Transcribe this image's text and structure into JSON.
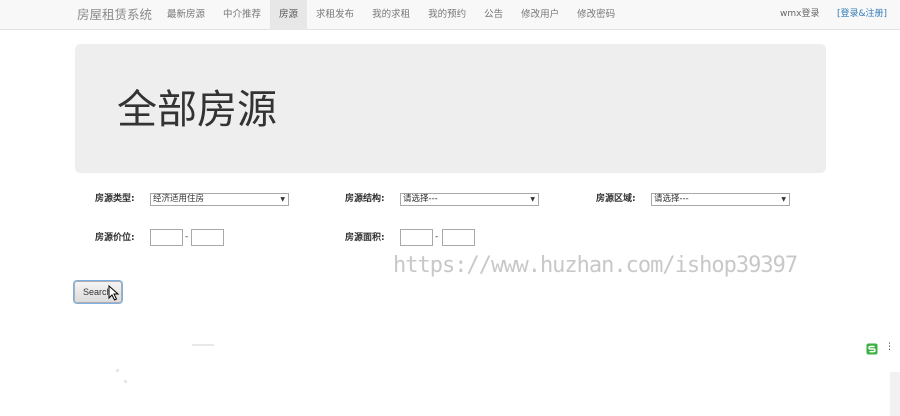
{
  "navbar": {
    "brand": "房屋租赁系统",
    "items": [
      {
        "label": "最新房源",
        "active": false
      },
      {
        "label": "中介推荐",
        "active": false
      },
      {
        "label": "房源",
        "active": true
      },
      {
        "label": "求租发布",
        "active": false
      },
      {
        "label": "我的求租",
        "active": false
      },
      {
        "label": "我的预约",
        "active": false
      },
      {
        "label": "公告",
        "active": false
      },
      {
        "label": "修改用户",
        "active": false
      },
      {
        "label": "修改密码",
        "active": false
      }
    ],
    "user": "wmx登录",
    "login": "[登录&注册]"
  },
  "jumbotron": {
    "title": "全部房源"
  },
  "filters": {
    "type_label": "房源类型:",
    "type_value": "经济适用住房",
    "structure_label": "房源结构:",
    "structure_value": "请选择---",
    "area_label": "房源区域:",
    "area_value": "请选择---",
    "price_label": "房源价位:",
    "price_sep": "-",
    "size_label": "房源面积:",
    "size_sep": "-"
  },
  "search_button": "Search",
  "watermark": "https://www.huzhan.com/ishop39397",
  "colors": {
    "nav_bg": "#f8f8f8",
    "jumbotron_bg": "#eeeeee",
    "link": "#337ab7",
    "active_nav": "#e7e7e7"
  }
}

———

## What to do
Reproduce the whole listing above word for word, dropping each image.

## Exercise answer
Transcribe this image's text and structure into JSON.
{
  "navbar": {
    "brand": "房屋租赁系统",
    "items": [
      {
        "label": "最新房源",
        "active": false
      },
      {
        "label": "中介推荐",
        "active": false
      },
      {
        "label": "房源",
        "active": true
      },
      {
        "label": "求租发布",
        "active": false
      },
      {
        "label": "我的求租",
        "active": false
      },
      {
        "label": "我的预约",
        "active": false
      },
      {
        "label": "公告",
        "active": false
      },
      {
        "label": "修改用户",
        "active": false
      },
      {
        "label": "修改密码",
        "active": false
      }
    ],
    "user": "wmx登录",
    "login": "[登录&注册]"
  },
  "jumbotron": {
    "title": "全部房源"
  },
  "filters": {
    "type_label": "房源类型:",
    "type_value": "经济适用住房",
    "structure_label": "房源结构:",
    "structure_value": "请选择---",
    "area_label": "房源区域:",
    "area_value": "请选择---",
    "price_label": "房源价位:",
    "price_sep": "-",
    "size_label": "房源面积:",
    "size_sep": "-"
  },
  "search_button": "Search",
  "watermark": "https://www.huzhan.com/ishop39397",
  "colors": {
    "nav_bg": "#f8f8f8",
    "jumbotron_bg": "#eeeeee",
    "link": "#337ab7",
    "active_nav": "#e7e7e7"
  }
}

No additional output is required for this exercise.